If you’re in the mood for fiction, this is the month to watch—or rewatch—the 2017 film, Battle of the Sexes. Starring Emma Stone and Steve Carell, this movie brings the legendary 1972 match between Bobby Riggs and Billie Jean King, a tireless champion for Title IX, to life on the big screen.
Podcasts We Recommend
Title IX affects all women’s sports, but this podcast is all about distance running and its female pioneers, including Bjorg Austrheim-Smith and Marilyn Bevans among others. Each episode features one trailblazer telling her story in her own words. One of the podcast creators, Cara Hawkins-Jedlicka, told Women’s Running she hopes to “solidify these pioneer’s legacies” and “inspire future generations of runners and cement women runners as part of the larger running culture.” Upcoming guests, according to Hawkins-Jedlicka: Robin Campbell, Madeline Manning-Mims, and Lynn Jennings, to name just a few. Although she wants listeners to come away feeling grateful for these women, Hawkins-Jedlicka hopes the podcast will also help people understand that the effects of Title IX on collegiate programs didn’t happen in an instant.
Joan Benoit Samuelson, gold medalist in the first Olympic marathon for women, wants more people to know the stories of the female athletes who helped pave the way for not only her, but for all girls and women in sport today. This podcast, narrated by Samuelson and created by Peter McDonnel, shares those stories and demonstrates how each one of them has contributed to Samuelson’s own journey.
Through compelling storytelling and engaging characters, this podcast traces the evolution of Title IX through the lens of women’s basketball. Narrated by Ibtihaj Muhammad—an Olympic medalist in fencing—the five-episode series takes listeners through the earliest years of Title IX, the takeover of women’s basketball by the NCAA, the 1996 Olympic gold medal win, and Sedona Prince’s infamous 2021 TikTok video exposing the shocking difference between women’s and men’s facilities at that year’s NCAA tournaments.
Laughter Permitted with Julie Foudy bonus episodes
From ESPN, this podcast is hosted by American soccer great, Julie Foudy, who talks with other trailblazing athletes about life’s ups and downs. In celebration of Title IX’s fiftieth anniversary, the podcast released three Title IX-themed bonus episodes, featuring a mix of female and transgender guests including Donna Lopiano, Katie Barnes, and Mia Hamm.
Outside & Women’s Running Gives Back
At Outside, we believe in supporting and partnering with nonprofit organizations who work to protect the planet and grow outdoor participation among youth and underrepresented communities. We believe that together, we can make a difference. That’s why we support an array of nonprofit organizations that are on the ground doing this work every day.

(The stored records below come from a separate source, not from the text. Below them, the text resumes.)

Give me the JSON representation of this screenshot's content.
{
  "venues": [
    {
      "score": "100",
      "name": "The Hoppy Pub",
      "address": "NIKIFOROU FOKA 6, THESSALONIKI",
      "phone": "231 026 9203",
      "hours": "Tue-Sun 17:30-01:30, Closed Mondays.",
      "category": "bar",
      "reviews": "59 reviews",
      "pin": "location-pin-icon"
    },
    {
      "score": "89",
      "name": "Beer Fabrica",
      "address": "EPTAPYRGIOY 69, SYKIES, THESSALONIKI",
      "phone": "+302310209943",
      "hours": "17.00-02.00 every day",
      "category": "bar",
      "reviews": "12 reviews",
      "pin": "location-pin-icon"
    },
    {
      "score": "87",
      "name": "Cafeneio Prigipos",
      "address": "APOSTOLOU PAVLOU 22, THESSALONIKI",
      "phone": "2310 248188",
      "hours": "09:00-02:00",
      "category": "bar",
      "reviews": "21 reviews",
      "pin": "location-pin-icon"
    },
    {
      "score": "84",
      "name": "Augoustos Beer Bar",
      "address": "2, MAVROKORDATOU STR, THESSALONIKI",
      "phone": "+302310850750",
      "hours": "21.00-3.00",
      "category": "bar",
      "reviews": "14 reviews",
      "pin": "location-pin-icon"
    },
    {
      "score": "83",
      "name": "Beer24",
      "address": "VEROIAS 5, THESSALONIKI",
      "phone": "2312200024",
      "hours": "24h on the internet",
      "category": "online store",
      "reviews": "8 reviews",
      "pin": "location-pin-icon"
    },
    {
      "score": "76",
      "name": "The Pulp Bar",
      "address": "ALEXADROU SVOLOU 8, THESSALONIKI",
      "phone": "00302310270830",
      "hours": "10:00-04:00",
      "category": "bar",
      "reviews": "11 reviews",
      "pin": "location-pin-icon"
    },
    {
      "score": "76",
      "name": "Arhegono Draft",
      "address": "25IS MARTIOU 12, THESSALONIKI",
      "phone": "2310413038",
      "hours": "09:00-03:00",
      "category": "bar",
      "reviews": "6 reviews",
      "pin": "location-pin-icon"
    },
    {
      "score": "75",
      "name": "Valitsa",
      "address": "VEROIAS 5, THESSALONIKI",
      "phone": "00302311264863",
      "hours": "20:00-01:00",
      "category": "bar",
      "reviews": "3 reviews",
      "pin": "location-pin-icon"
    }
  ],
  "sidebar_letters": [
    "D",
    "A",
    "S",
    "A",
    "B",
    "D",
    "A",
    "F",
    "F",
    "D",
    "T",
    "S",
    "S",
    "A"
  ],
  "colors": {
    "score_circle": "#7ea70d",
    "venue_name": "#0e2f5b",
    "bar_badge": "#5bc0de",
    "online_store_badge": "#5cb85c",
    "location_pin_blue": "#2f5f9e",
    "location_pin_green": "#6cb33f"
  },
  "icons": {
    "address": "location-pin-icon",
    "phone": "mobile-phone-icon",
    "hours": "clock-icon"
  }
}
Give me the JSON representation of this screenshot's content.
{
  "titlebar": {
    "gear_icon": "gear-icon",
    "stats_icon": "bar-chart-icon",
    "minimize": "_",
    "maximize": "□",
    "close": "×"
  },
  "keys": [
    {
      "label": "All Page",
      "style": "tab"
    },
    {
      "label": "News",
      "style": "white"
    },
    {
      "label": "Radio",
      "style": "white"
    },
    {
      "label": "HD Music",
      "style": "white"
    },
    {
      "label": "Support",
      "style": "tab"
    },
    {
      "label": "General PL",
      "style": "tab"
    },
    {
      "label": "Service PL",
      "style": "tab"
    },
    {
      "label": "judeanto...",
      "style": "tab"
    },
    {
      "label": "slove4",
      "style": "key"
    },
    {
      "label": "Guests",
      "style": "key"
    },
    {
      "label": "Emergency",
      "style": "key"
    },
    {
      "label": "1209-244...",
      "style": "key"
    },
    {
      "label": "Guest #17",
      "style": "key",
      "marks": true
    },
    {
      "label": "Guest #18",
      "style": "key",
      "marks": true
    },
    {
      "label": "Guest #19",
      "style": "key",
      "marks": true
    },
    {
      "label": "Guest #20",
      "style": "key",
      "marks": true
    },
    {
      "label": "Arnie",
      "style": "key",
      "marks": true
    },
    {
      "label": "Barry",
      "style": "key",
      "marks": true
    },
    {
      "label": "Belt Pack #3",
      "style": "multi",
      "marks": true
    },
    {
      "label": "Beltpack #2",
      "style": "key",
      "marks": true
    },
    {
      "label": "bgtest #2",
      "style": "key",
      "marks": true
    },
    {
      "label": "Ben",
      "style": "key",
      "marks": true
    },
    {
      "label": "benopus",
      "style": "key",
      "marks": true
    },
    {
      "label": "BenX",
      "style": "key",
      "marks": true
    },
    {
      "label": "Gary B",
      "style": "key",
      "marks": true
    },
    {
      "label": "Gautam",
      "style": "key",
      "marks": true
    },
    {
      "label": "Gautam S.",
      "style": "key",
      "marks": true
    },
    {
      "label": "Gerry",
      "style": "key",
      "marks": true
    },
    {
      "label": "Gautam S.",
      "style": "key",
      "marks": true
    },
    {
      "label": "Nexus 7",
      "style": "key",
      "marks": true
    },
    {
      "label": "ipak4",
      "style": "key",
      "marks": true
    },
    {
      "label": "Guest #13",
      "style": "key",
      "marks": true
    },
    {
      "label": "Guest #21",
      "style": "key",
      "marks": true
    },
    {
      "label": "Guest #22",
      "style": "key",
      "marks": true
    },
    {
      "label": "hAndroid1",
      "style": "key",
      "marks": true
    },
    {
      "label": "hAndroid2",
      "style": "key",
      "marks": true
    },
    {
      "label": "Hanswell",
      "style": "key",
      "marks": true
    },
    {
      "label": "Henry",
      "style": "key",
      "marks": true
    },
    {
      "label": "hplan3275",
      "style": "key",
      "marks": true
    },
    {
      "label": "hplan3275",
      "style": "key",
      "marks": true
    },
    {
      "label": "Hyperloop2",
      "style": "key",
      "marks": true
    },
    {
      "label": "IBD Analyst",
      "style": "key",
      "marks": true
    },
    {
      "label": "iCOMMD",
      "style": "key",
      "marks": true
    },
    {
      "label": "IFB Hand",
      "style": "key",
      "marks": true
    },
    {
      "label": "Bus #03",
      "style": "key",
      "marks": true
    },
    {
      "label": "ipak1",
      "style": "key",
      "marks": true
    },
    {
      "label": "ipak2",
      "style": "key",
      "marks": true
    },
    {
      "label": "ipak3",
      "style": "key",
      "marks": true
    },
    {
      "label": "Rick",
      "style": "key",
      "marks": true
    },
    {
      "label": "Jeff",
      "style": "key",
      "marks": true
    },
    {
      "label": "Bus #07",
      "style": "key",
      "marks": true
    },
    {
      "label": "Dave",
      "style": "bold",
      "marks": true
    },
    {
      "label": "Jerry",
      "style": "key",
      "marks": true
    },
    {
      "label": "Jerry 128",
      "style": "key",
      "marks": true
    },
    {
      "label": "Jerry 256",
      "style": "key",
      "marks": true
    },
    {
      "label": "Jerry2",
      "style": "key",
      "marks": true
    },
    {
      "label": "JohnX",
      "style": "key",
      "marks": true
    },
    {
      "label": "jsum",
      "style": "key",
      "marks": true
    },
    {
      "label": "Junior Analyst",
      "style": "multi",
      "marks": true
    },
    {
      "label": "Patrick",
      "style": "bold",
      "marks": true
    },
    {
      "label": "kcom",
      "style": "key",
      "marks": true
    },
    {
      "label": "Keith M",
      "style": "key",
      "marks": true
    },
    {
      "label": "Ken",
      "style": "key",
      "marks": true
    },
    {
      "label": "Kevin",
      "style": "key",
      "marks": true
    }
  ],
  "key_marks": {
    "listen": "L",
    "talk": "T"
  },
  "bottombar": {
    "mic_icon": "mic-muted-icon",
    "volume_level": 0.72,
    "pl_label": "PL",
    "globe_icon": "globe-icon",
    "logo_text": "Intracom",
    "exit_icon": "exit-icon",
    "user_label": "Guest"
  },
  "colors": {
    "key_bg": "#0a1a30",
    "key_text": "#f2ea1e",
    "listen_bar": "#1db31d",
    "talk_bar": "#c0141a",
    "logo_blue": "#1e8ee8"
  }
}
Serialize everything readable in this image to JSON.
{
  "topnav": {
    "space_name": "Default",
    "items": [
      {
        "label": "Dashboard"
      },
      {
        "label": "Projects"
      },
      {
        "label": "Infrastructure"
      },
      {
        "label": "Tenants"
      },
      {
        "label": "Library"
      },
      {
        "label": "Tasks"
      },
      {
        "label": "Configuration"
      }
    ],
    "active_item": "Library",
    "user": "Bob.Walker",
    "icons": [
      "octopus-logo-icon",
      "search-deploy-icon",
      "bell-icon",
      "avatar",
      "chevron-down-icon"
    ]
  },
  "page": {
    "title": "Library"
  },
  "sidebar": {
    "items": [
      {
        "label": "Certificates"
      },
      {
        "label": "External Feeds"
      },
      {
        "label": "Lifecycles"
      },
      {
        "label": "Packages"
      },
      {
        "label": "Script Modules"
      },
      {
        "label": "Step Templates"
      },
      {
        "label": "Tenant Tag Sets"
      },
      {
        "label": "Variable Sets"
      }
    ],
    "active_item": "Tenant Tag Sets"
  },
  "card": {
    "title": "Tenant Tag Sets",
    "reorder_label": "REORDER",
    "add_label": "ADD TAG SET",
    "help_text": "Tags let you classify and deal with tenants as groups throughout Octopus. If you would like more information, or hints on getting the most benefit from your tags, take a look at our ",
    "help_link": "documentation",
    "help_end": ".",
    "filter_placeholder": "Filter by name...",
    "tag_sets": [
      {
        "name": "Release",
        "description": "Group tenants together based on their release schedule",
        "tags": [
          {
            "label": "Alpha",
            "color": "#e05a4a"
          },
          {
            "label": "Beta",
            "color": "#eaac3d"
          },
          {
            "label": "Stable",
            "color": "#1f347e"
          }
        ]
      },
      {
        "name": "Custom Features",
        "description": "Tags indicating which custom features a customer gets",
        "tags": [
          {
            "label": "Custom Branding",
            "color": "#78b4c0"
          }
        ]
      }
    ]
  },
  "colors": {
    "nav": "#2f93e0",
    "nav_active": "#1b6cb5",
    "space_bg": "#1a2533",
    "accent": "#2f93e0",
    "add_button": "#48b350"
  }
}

One of those is 261 Fearless, an organization supporting women to lead healthy, fearless lives through running. The story of 261 Fearless begins with Kathrine Switzer (bib no. 261), who faced down an attack mid-race to become the first woman to complete the 1967 Boston Marathon. In 2015, she and CEO and President Edith Zuschmann established a global organization of running clubs dedicated to helping women of all ages, abilities, and backgrounds to uncover their self-worth and potential through running.